### Try it
Restate all of the entries verbatim.

[Dataset rows describing interfaces]
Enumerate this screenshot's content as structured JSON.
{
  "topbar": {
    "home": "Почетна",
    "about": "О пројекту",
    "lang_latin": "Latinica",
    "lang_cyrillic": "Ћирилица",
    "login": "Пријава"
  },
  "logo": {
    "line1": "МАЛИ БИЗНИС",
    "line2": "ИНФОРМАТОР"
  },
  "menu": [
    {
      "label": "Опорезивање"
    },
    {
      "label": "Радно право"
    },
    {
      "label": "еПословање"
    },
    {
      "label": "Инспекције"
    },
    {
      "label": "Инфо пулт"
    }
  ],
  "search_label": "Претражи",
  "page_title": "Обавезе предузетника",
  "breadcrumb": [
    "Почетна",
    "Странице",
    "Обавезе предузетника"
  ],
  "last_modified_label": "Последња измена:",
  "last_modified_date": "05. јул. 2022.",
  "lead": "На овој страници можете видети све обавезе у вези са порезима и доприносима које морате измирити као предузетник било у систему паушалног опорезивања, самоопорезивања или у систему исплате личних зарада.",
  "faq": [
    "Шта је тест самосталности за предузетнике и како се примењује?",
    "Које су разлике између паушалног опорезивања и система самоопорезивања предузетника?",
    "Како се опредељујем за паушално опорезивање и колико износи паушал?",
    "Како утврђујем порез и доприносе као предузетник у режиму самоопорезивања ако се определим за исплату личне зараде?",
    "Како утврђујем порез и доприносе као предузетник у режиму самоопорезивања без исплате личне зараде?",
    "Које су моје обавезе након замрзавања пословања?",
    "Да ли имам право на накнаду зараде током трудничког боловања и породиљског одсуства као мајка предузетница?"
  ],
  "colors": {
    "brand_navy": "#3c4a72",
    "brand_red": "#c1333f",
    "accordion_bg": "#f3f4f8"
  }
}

### Reply
Enumerate this screenshot's content as structured JSON.
{
  "topbar": {
    "home": "Почетна",
    "about": "О пројекту",
    "lang_latin": "Latinica",
    "lang_cyrillic": "Ћирилица",
    "login": "Пријава"
  },
  "logo": {
    "line1": "МАЛИ БИЗНИС",
    "line2": "ИНФОРМАТОР"
  },
  "menu": [
    {
      "label": "Опорезивање"
    },
    {
      "label": "Радно право"
    },
    {
      "label": "еПословање"
    },
    {
      "label": "Инспекције"
    },
    {
      "label": "Инфо пулт"
    }
  ],
  "search_label": "Претражи",
  "page_title": "Обавезе предузетника",
  "breadcrumb": [
    "Почетна",
    "Странице",
    "Обавезе предузетника"
  ],
  "last_modified_label": "Последња измена:",
  "last_modified_date": "05. јул. 2022.",
  "lead": "На овој страници можете видети све обавезе у вези са порезима и доприносима које морате измирити као предузетник било у систему паушалног опорезивања, самоопорезивања или у систему исплате личних зарада.",
  "faq": [
    "Шта је тест самосталности за предузетнике и како се примењује?",
    "Које су разлике између паушалног опорезивања и система самоопорезивања предузетника?",
    "Како се опредељујем за паушално опорезивање и колико износи паушал?",
    "Како утврђујем порез и доприносе као предузетник у режиму самоопорезивања ако се определим за исплату личне зараде?",
    "Како утврђујем порез и доприносе као предузетник у режиму самоопорезивања без исплате личне зараде?",
    "Које су моје обавезе након замрзавања пословања?",
    "Да ли имам право на накнаду зараде током трудничког боловања и породиљског одсуства као мајка предузетница?"
  ],
  "colors": {
    "brand_navy": "#3c4a72",
    "brand_red": "#c1333f",
    "accordion_bg": "#f3f4f8"
  }
}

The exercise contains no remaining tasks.